(Data about app and page elements)
--- START ---

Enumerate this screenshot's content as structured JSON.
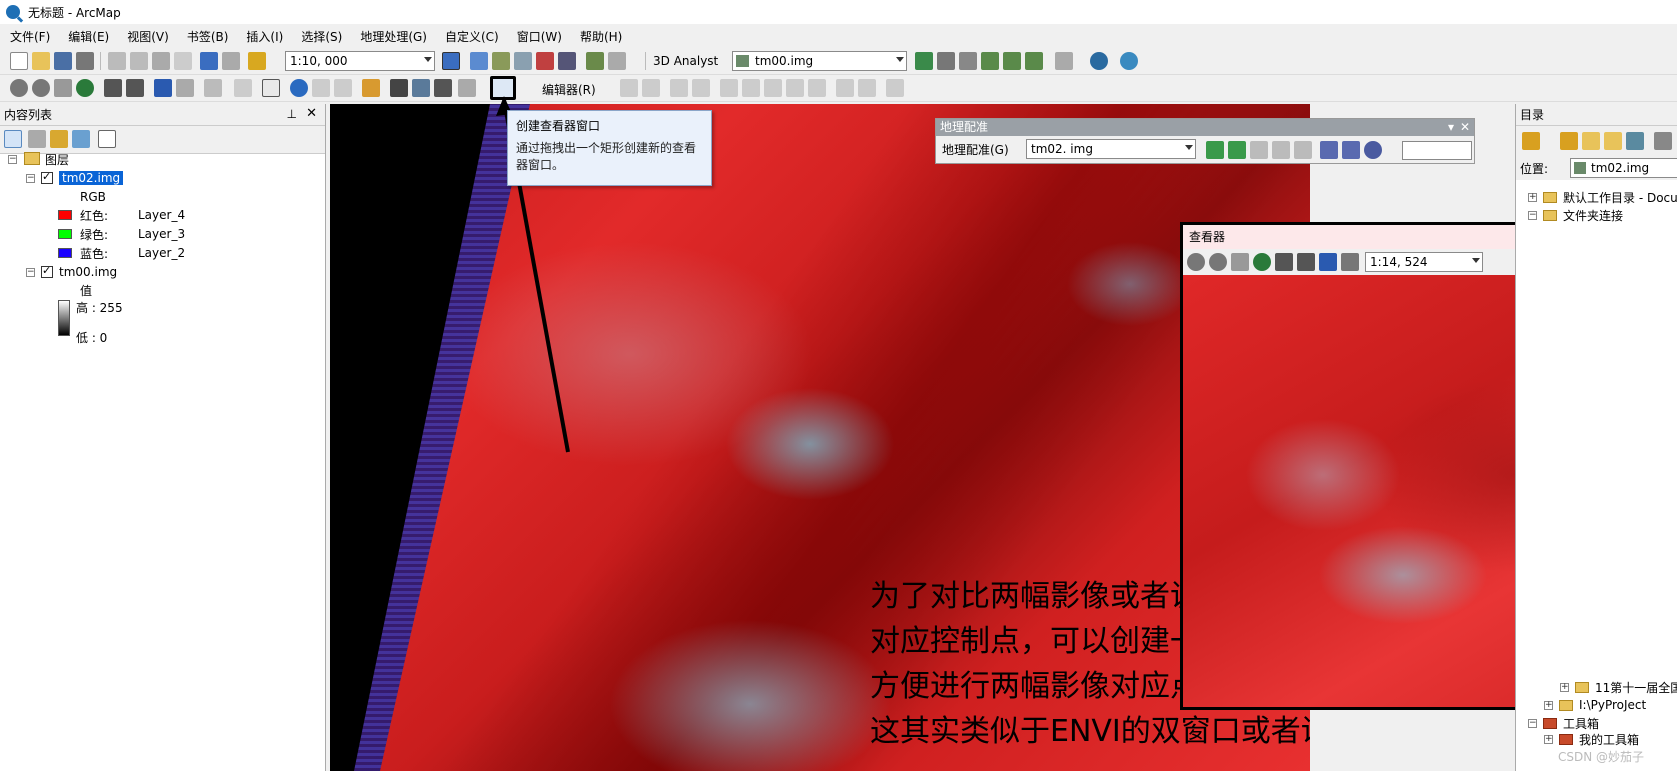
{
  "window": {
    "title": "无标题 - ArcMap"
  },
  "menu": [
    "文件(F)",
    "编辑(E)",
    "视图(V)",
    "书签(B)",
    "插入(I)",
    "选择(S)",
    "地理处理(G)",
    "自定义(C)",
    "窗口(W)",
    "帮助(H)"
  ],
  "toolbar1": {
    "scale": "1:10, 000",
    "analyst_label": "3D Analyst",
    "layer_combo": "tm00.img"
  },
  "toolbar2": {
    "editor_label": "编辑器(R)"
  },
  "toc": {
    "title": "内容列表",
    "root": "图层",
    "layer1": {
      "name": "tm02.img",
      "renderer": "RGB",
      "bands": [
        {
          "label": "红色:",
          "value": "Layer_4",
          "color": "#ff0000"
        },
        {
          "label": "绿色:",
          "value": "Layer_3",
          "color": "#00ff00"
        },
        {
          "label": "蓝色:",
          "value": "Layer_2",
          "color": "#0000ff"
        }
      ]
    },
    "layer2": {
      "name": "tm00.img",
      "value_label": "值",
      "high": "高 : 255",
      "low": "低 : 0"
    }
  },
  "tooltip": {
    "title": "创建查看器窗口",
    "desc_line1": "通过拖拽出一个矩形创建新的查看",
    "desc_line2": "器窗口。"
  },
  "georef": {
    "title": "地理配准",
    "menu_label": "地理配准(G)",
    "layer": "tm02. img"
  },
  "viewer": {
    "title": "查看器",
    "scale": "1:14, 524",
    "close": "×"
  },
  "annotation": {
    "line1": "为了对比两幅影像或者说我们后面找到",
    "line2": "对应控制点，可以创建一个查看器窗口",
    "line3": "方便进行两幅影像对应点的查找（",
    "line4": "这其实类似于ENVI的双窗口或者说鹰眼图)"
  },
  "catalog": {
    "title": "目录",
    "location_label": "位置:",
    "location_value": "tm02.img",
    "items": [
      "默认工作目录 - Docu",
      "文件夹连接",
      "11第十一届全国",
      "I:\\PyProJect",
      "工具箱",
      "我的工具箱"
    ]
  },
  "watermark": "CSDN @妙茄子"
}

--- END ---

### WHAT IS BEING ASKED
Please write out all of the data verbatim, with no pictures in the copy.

### WRITTEN SOLUTION
Enumerate this screenshot's content as structured JSON.
{
  "window": {
    "title": "无标题 - ArcMap"
  },
  "menu": [
    "文件(F)",
    "编辑(E)",
    "视图(V)",
    "书签(B)",
    "插入(I)",
    "选择(S)",
    "地理处理(G)",
    "自定义(C)",
    "窗口(W)",
    "帮助(H)"
  ],
  "toolbar1": {
    "scale": "1:10, 000",
    "analyst_label": "3D Analyst",
    "layer_combo": "tm00.img"
  },
  "toolbar2": {
    "editor_label": "编辑器(R)"
  },
  "toc": {
    "title": "内容列表",
    "root": "图层",
    "layer1": {
      "name": "tm02.img",
      "renderer": "RGB",
      "bands": [
        {
          "label": "红色:",
          "value": "Layer_4",
          "color": "#ff0000"
        },
        {
          "label": "绿色:",
          "value": "Layer_3",
          "color": "#00ff00"
        },
        {
          "label": "蓝色:",
          "value": "Layer_2",
          "color": "#0000ff"
        }
      ]
    },
    "layer2": {
      "name": "tm00.img",
      "value_label": "值",
      "high": "高 : 255",
      "low": "低 : 0"
    }
  },
  "tooltip": {
    "title": "创建查看器窗口",
    "desc_line1": "通过拖拽出一个矩形创建新的查看",
    "desc_line2": "器窗口。"
  },
  "georef": {
    "title": "地理配准",
    "menu_label": "地理配准(G)",
    "layer": "tm02. img"
  },
  "viewer": {
    "title": "查看器",
    "scale": "1:14, 524",
    "close": "×"
  },
  "annotation": {
    "line1": "为了对比两幅影像或者说我们后面找到",
    "line2": "对应控制点，可以创建一个查看器窗口",
    "line3": "方便进行两幅影像对应点的查找（",
    "line4": "这其实类似于ENVI的双窗口或者说鹰眼图)"
  },
  "catalog": {
    "title": "目录",
    "location_label": "位置:",
    "location_value": "tm02.img",
    "items": [
      "默认工作目录 - Docu",
      "文件夹连接",
      "11第十一届全国",
      "I:\\PyProJect",
      "工具箱",
      "我的工具箱"
    ]
  },
  "watermark": "CSDN @妙茄子"
}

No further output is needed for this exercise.